Source data
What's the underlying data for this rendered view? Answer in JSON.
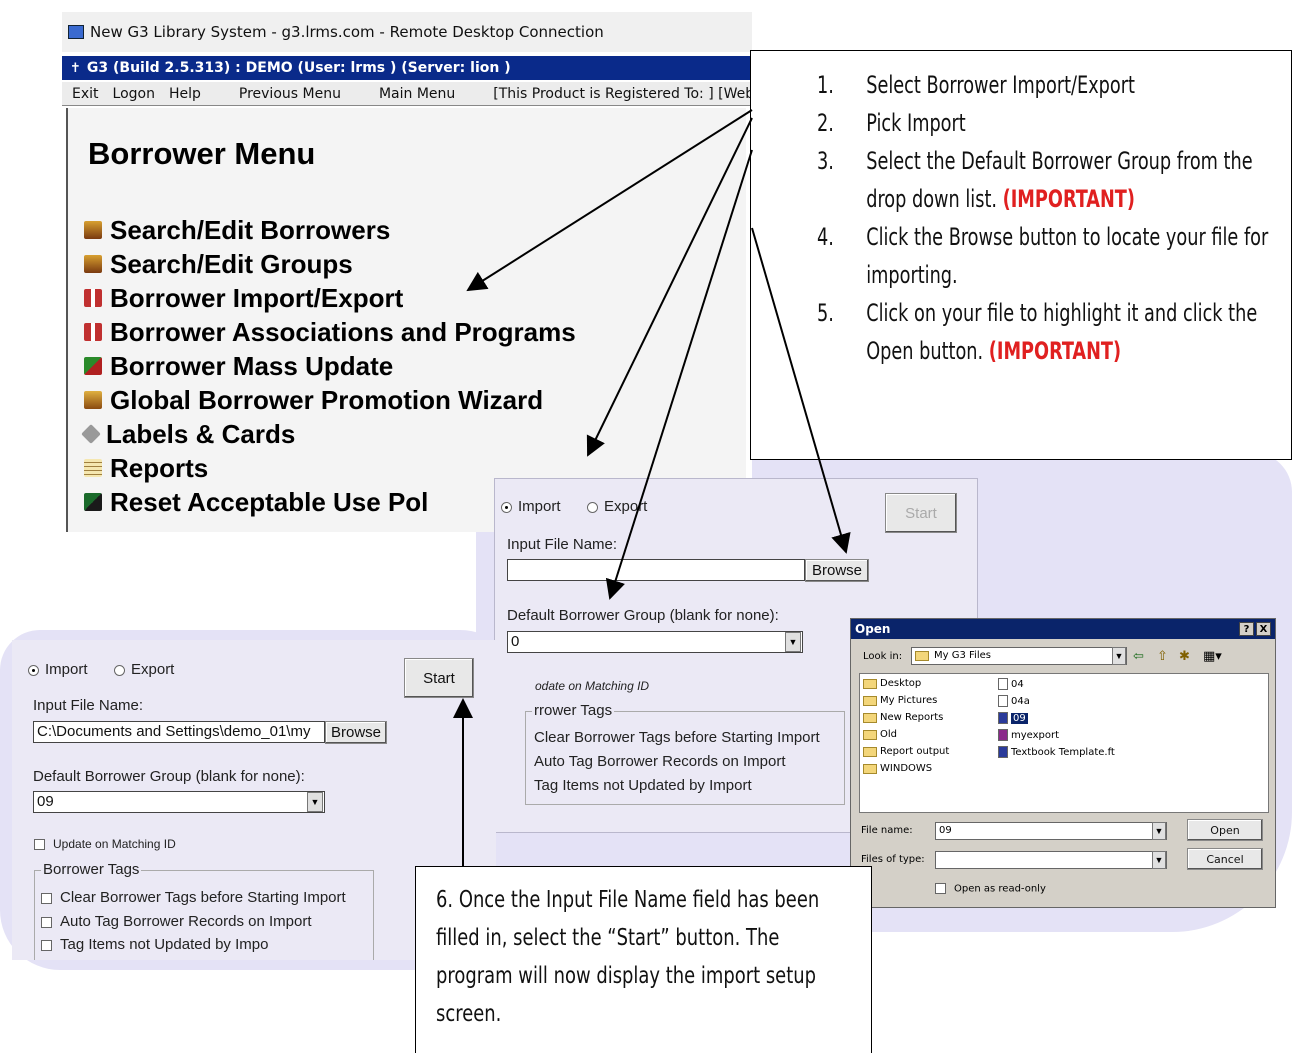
{
  "remote_window": {
    "title": "New G3 Library System - g3.lrms.com - Remote Desktop Connection",
    "app_title": "G3 (Build 2.5.313) : DEMO (User: lrms ) (Server: lion )",
    "menu": [
      "Exit",
      "Logon",
      "Help",
      "Previous Menu",
      "Main Menu",
      "[This Product is Registered To: ] [Web"
    ]
  },
  "borrower_menu": {
    "title": "Borrower Menu",
    "items": [
      {
        "label": "Search/Edit Borrowers",
        "icon": "people-icon"
      },
      {
        "label": "Search/Edit Groups",
        "icon": "people-icon"
      },
      {
        "label": "Borrower Import/Export",
        "icon": "gift-icon"
      },
      {
        "label": "Borrower Associations and Programs",
        "icon": "gift-icon"
      },
      {
        "label": "Borrower Mass Update",
        "icon": "grid-icon"
      },
      {
        "label": "Global Borrower Promotion Wizard",
        "icon": "people-icon"
      },
      {
        "label": "Labels & Cards",
        "icon": "tag-icon"
      },
      {
        "label": "Reports",
        "icon": "report-icon"
      },
      {
        "label": "Reset Acceptable Use Pol",
        "icon": "reset-icon"
      }
    ]
  },
  "instructions": {
    "steps": [
      {
        "num": "1.",
        "text": "Select Borrower Import/Export",
        "important": ""
      },
      {
        "num": "2.",
        "text": "Pick Import",
        "important": ""
      },
      {
        "num": "3.",
        "text": "Select the Default Borrower Group from the drop down list. ",
        "important": "(IMPORTANT)"
      },
      {
        "num": "4.",
        "text": "Click the Browse button to locate your file for importing.",
        "important": ""
      },
      {
        "num": "5.",
        "text": "Click on your file to highlight it and click the Open button. ",
        "important": "(IMPORTANT)"
      }
    ]
  },
  "import_dialog_mid": {
    "import_label": "Import",
    "export_label": "Export",
    "start_label": "Start",
    "input_file_label": "Input File Name:",
    "input_file_value": "",
    "browse_label": "Browse",
    "default_group_label": "Default Borrower Group (blank for none):",
    "default_group_value": "0",
    "update_label": "odate on Matching ID",
    "tags_title": "rrower Tags",
    "tags": [
      "Clear Borrower Tags before Starting Import",
      "Auto Tag Borrower Records on Import",
      "Tag Items not Updated by Import"
    ]
  },
  "import_dialog_left": {
    "import_label": "Import",
    "export_label": "Export",
    "start_label": "Start",
    "input_file_label": "Input File Name:",
    "input_file_value": "C:\\Documents and Settings\\demo_01\\my",
    "browse_label": "Browse",
    "default_group_label": "Default Borrower Group (blank for none):",
    "default_group_value": "09",
    "update_label": "Update on Matching ID",
    "tags_title": "Borrower Tags",
    "tags": [
      "Clear Borrower Tags before Starting Import",
      "Auto Tag Borrower Records on Import",
      "Tag Items not Updated by Impo"
    ]
  },
  "open_dialog": {
    "title": "Open",
    "look_in_label": "Look in:",
    "look_in_value": "My G3 Files",
    "folders": [
      "Desktop",
      "My Pictures",
      "New Reports",
      "Old",
      "Report output",
      "WINDOWS"
    ],
    "files": [
      "04",
      "04a",
      "09",
      "myexport",
      "Textbook Template.ft"
    ],
    "selected_file": "09",
    "file_name_label": "File name:",
    "file_name_value": "09",
    "files_of_type_label": "Files of type:",
    "files_of_type_value": "",
    "open_button": "Open",
    "cancel_button": "Cancel",
    "readonly_label": "Open as read-only",
    "help_glyph": "?",
    "close_glyph": "X"
  },
  "step6": {
    "text": "6. Once the Input File Name field has been filled in, select the “Start” button. The program will now display the import setup screen."
  },
  "colors": {
    "highlight_bg": "#e4e2f6",
    "title_blue": "#0a2a8a",
    "important_red": "#e02020"
  }
}
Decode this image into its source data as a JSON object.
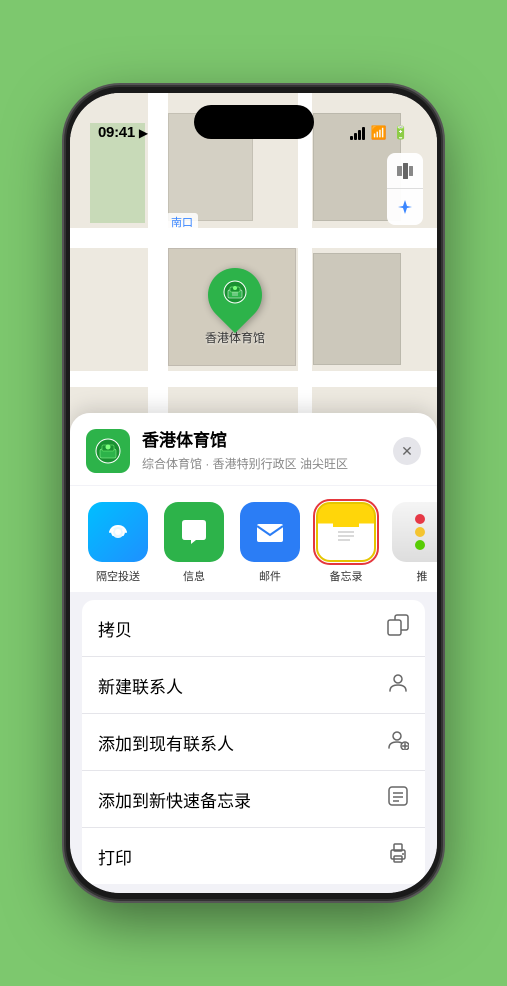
{
  "status_bar": {
    "time": "09:41",
    "location_arrow": "▶"
  },
  "map": {
    "label": "南口",
    "pin_label": "香港体育馆",
    "controls": {
      "map_icon": "🗺",
      "location_icon": "⬆"
    }
  },
  "venue": {
    "name": "香港体育馆",
    "subtitle": "综合体育馆 · 香港特别行政区 油尖旺区",
    "icon": "🏟"
  },
  "share_items": [
    {
      "id": "airdrop",
      "icon": "📡",
      "label": "隔空投送",
      "type": "airdrop"
    },
    {
      "id": "messages",
      "icon": "💬",
      "label": "信息",
      "type": "messages"
    },
    {
      "id": "mail",
      "icon": "✉",
      "label": "邮件",
      "type": "mail"
    },
    {
      "id": "notes",
      "icon": "📝",
      "label": "备忘录",
      "type": "notes",
      "selected": true
    },
    {
      "id": "more",
      "icon": "⋯",
      "label": "推",
      "type": "more"
    }
  ],
  "actions": [
    {
      "id": "copy",
      "label": "拷贝",
      "icon": "⿰"
    },
    {
      "id": "new-contact",
      "label": "新建联系人",
      "icon": "👤"
    },
    {
      "id": "add-contact",
      "label": "添加到现有联系人",
      "icon": "👤"
    },
    {
      "id": "quick-note",
      "label": "添加到新快速备忘录",
      "icon": "📋"
    },
    {
      "id": "print",
      "label": "打印",
      "icon": "🖨"
    }
  ],
  "close_label": "✕"
}
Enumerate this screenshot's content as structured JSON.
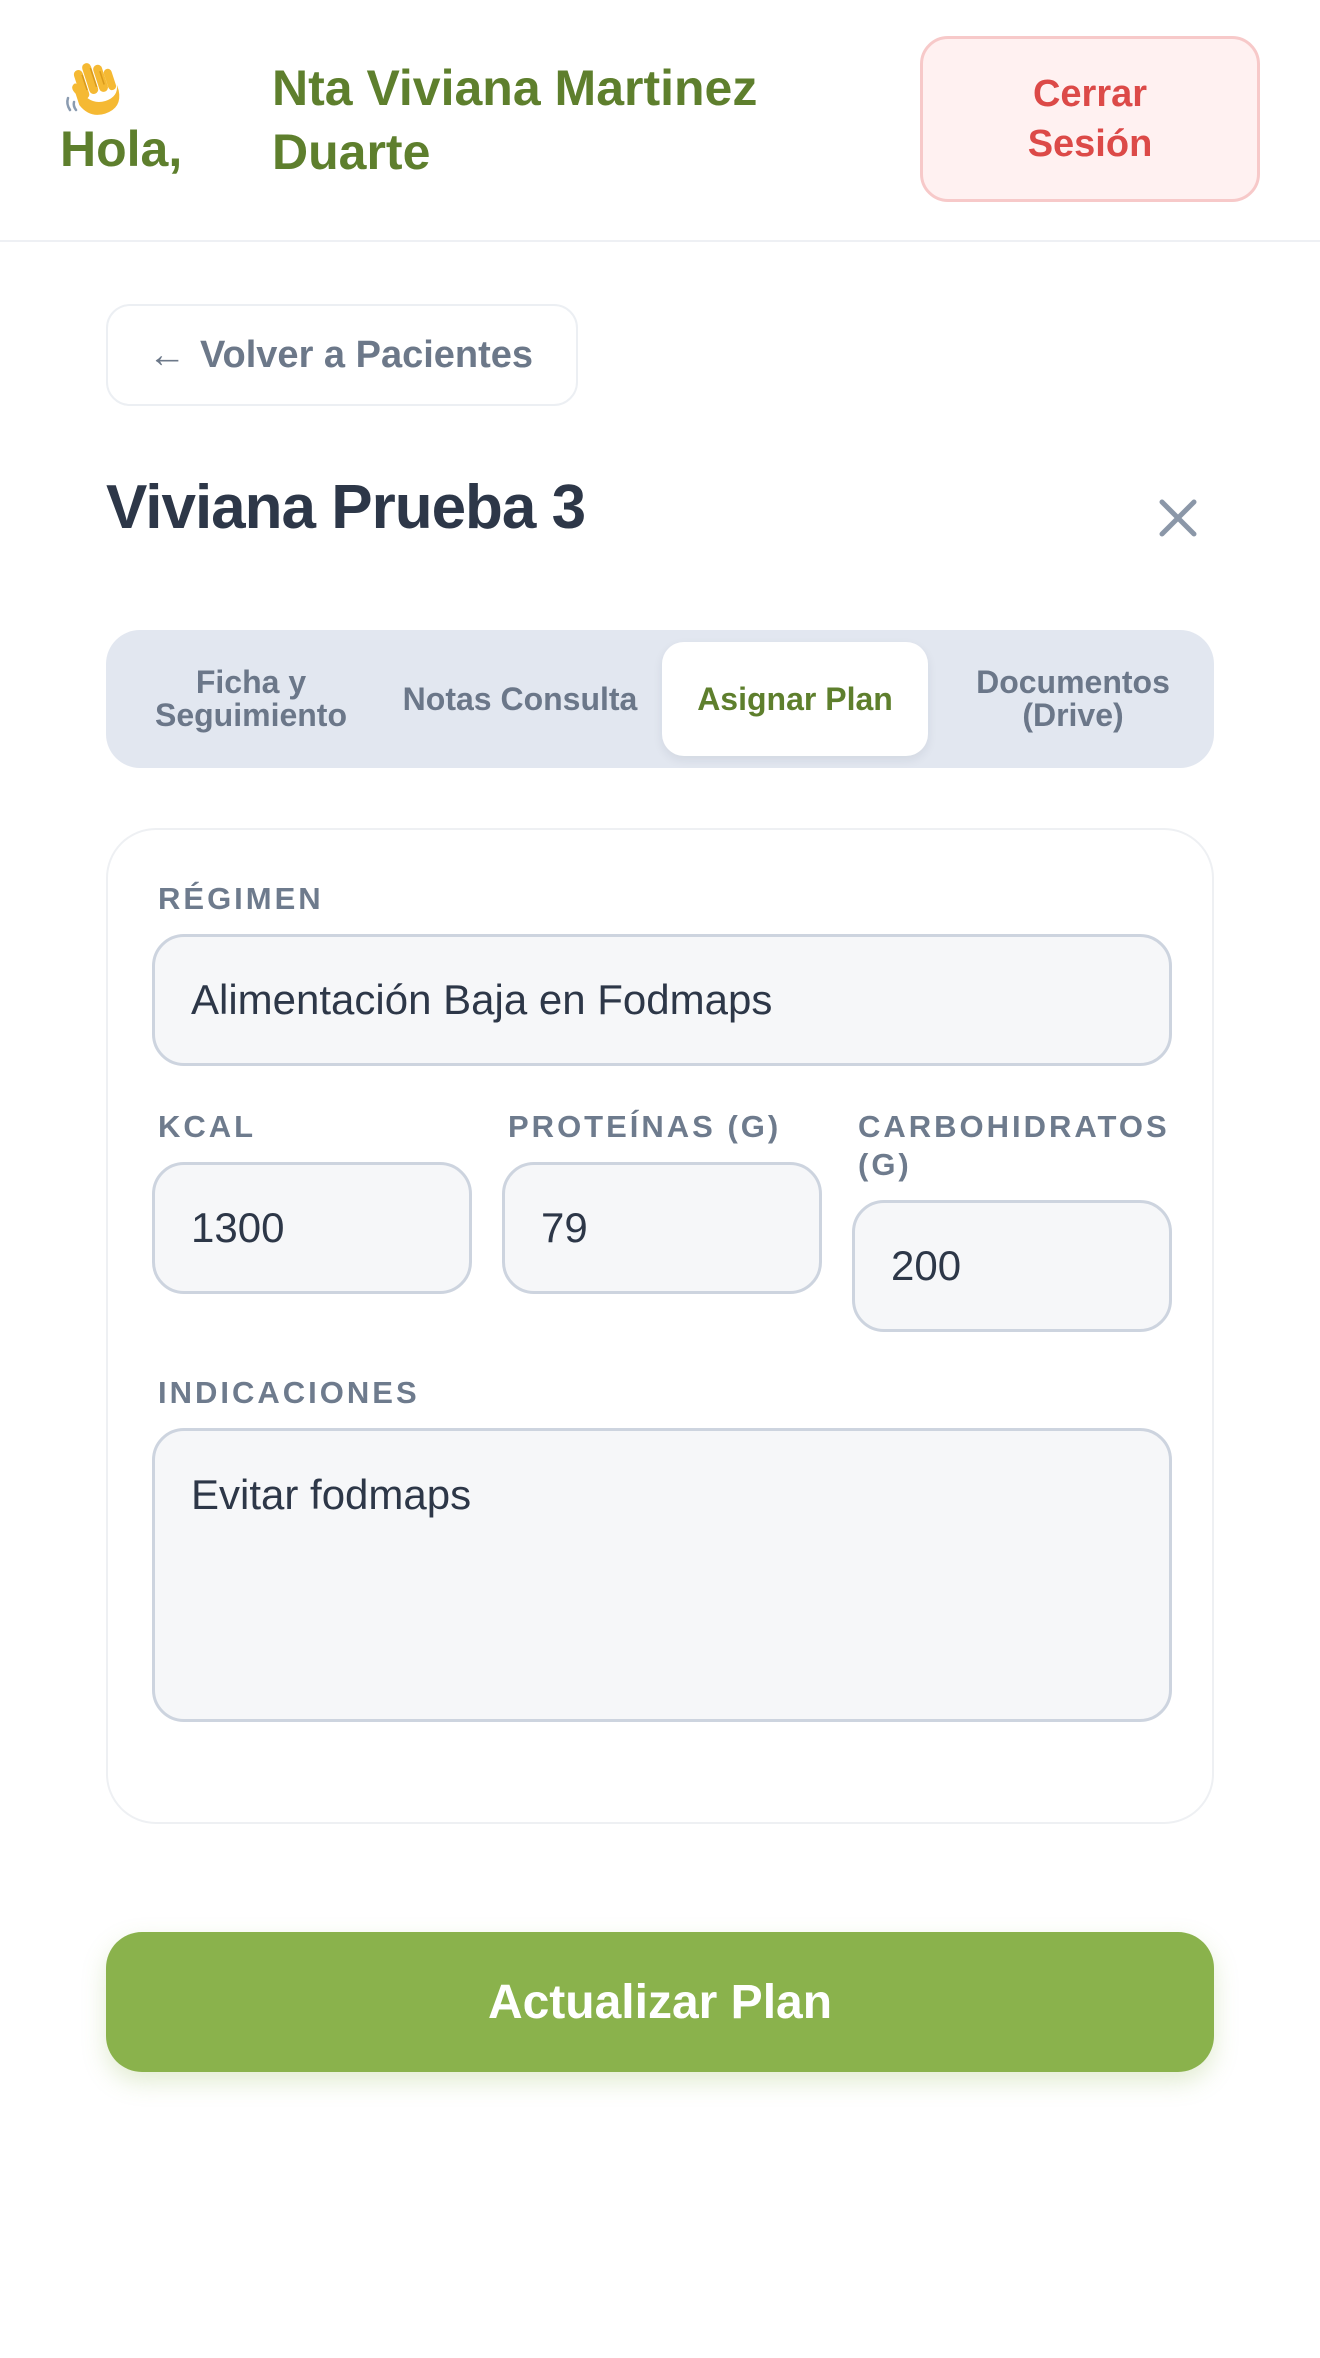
{
  "header": {
    "greeting": "Hola,",
    "user_name": "Nta Viviana Martinez Duarte",
    "logout_label": "Cerrar Sesión",
    "wave_icon": "waving-hand-icon"
  },
  "back_button": {
    "arrow": "←",
    "label": "Volver a Pacientes"
  },
  "patient": {
    "name": "Viviana Prueba 3"
  },
  "tabs": [
    {
      "label": "Ficha y Seguimiento",
      "active": false
    },
    {
      "label": "Notas Consulta",
      "active": false
    },
    {
      "label": "Asignar Plan",
      "active": true
    },
    {
      "label": "Documentos (Drive)",
      "active": false
    }
  ],
  "form": {
    "regimen": {
      "label": "RÉGIMEN",
      "value": "Alimentación Baja en Fodmaps"
    },
    "kcal": {
      "label": "KCAL",
      "value": "1300"
    },
    "proteinas": {
      "label": "PROTEÍNAS (G)",
      "value": "79"
    },
    "carbohidratos": {
      "label": "CARBOHIDRATOS (G)",
      "value": "200"
    },
    "indicaciones": {
      "label": "INDICACIONES",
      "value": "Evitar fodmaps"
    }
  },
  "submit_label": "Actualizar Plan",
  "colors": {
    "brand_green": "#5e7f2d",
    "button_green": "#8ab24c",
    "logout_red": "#dc4a48"
  }
}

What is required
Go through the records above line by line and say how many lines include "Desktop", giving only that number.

Response box
2